As President Biden nears a decision about withdrawing the 2,500 U.S. troops in Afghanistan, he doesn’t have a “best” option — only the one that’s least bad for the United States and its allies. That’s probably keeping the troops in place a while longer to avoid a chaotic departure.
The burden of Biden’s choice of whether to honor a May 1 withdrawal deadline negotiated by the previous administration with the Taliban was obvious while I was traveling here with Gen. Frank McKenzie, the U.S. Central Command leader who’s responsible for this region. McKenzie met Friday with Pakistan’s Chief of Army Staff Gen. Qamar Javed Bajwa, who’s concerned about whether the new administration has a clear plan for what’s ahead in Afghanistan, where war has destabilized neighboring Pakistan for three decades.

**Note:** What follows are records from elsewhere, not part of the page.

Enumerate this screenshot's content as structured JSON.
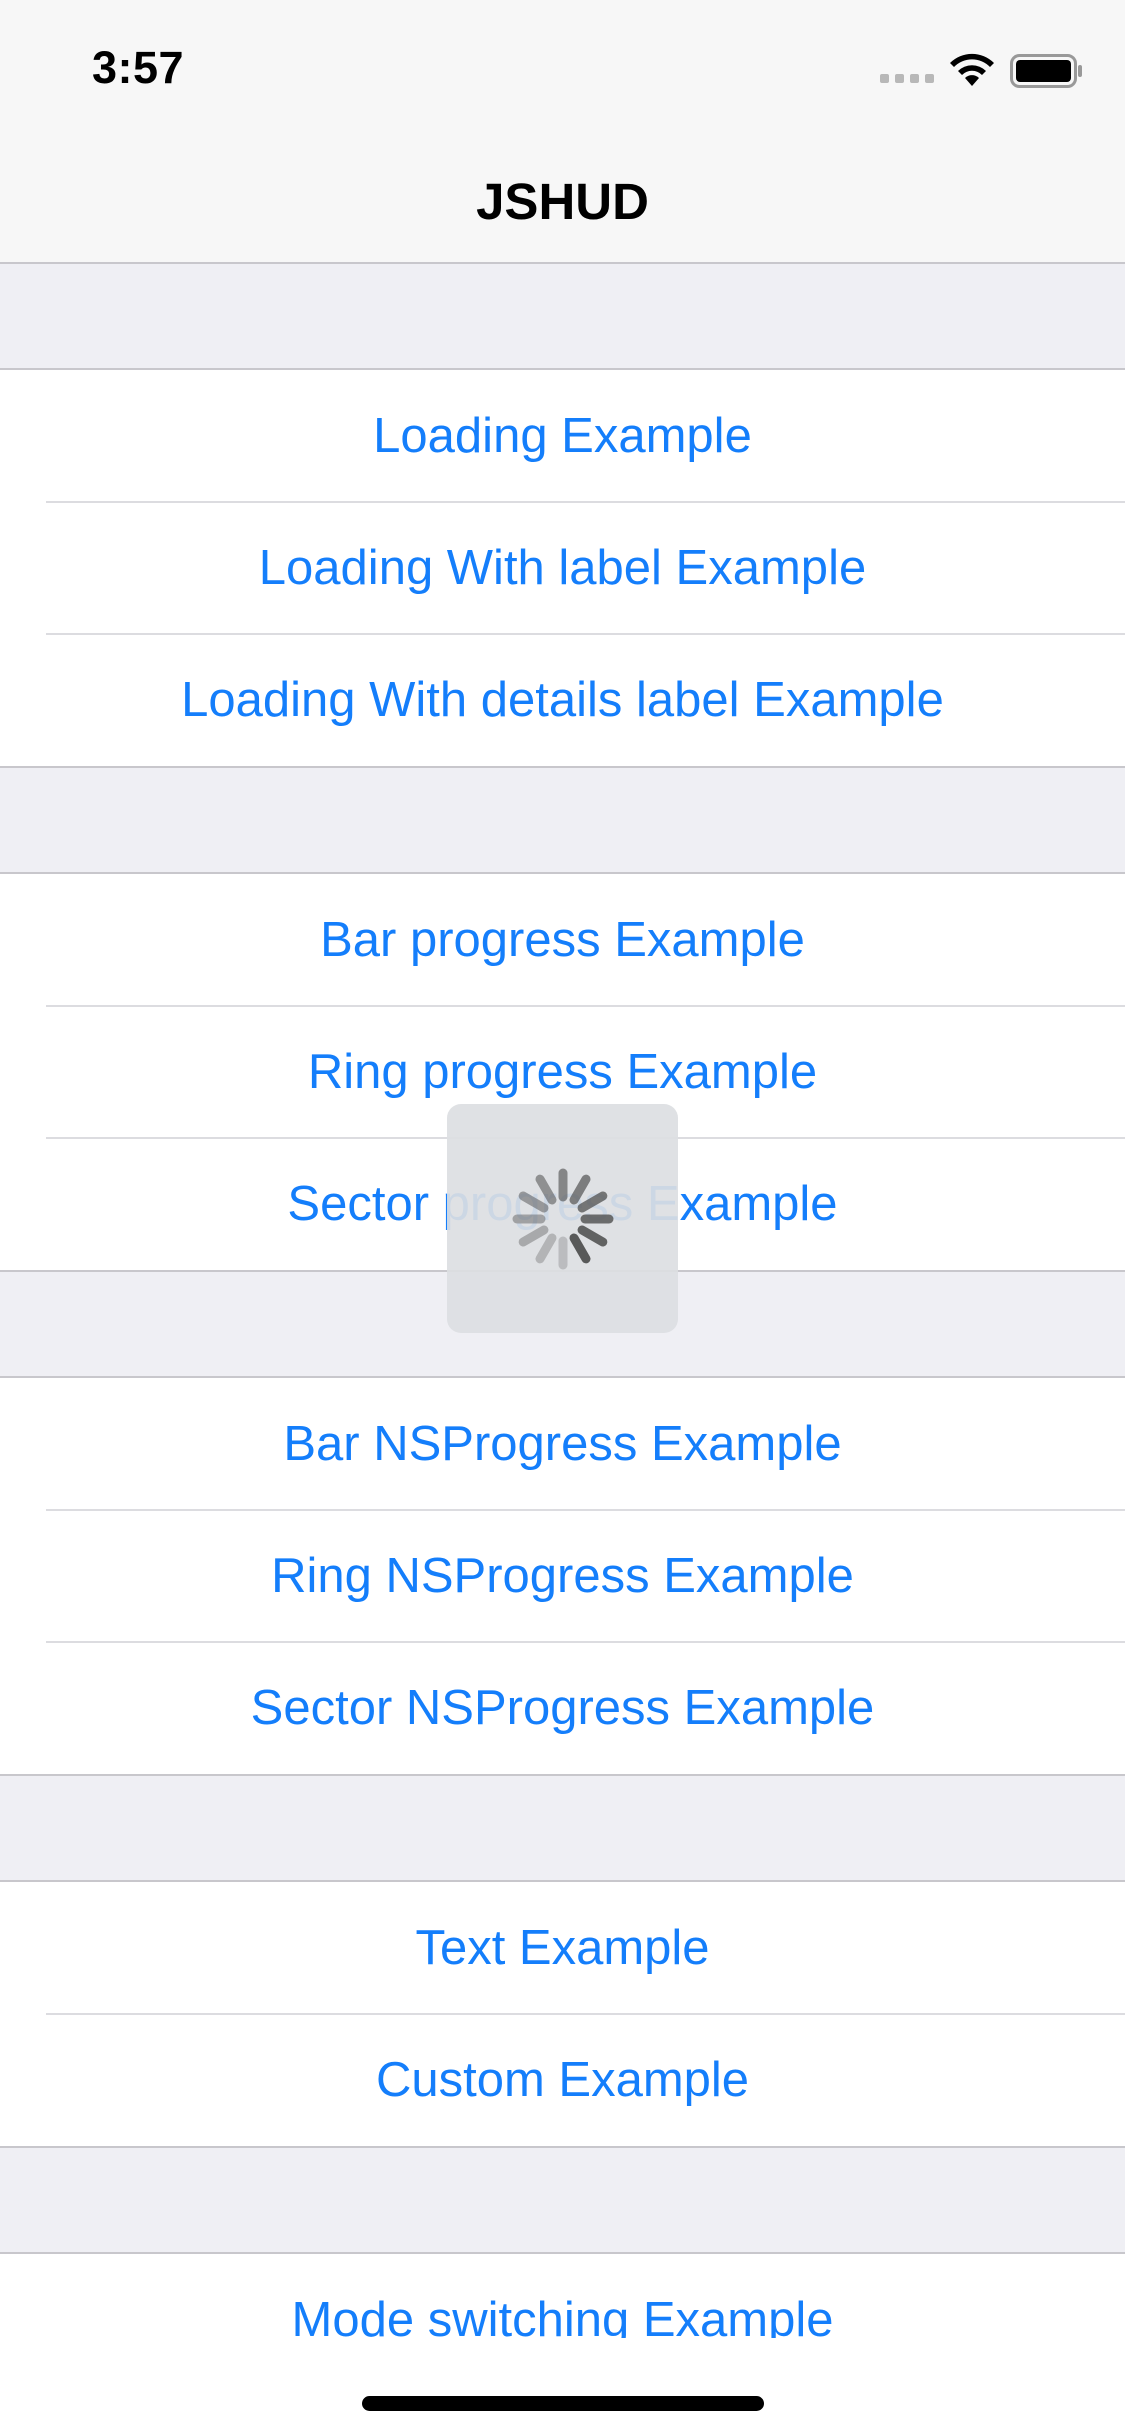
{
  "status_bar": {
    "time": "3:57",
    "icons": [
      "signal-icon",
      "wifi-icon",
      "battery-icon"
    ]
  },
  "nav": {
    "title": "JSHUD"
  },
  "colors": {
    "accent": "#147efb",
    "group_background": "#efeff4",
    "cell_background": "#ffffff",
    "separator": "#c8c7cc"
  },
  "sections": [
    {
      "rows": [
        "Loading Example",
        "Loading With label Example",
        "Loading With details label Example"
      ]
    },
    {
      "rows": [
        "Bar progress Example",
        "Ring progress Example",
        "Sector progress Example"
      ]
    },
    {
      "rows": [
        "Bar NSProgress Example",
        "Ring NSProgress Example",
        "Sector NSProgress Example"
      ]
    },
    {
      "rows": [
        "Text Example",
        "Custom Example"
      ]
    },
    {
      "rows": [
        "Mode switching Example"
      ]
    }
  ],
  "hud": {
    "icon": "activity-spinner-icon"
  }
}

Pakistan’s military leaders “would not be unhappy” if the United States extended its departure date, one Pakistani military official said in an interview after the Bajwa meeting. He urged that “there has to be a responsible withdrawal,” rather than a chaotic pullout that could affect Pakistan and other countries in the region.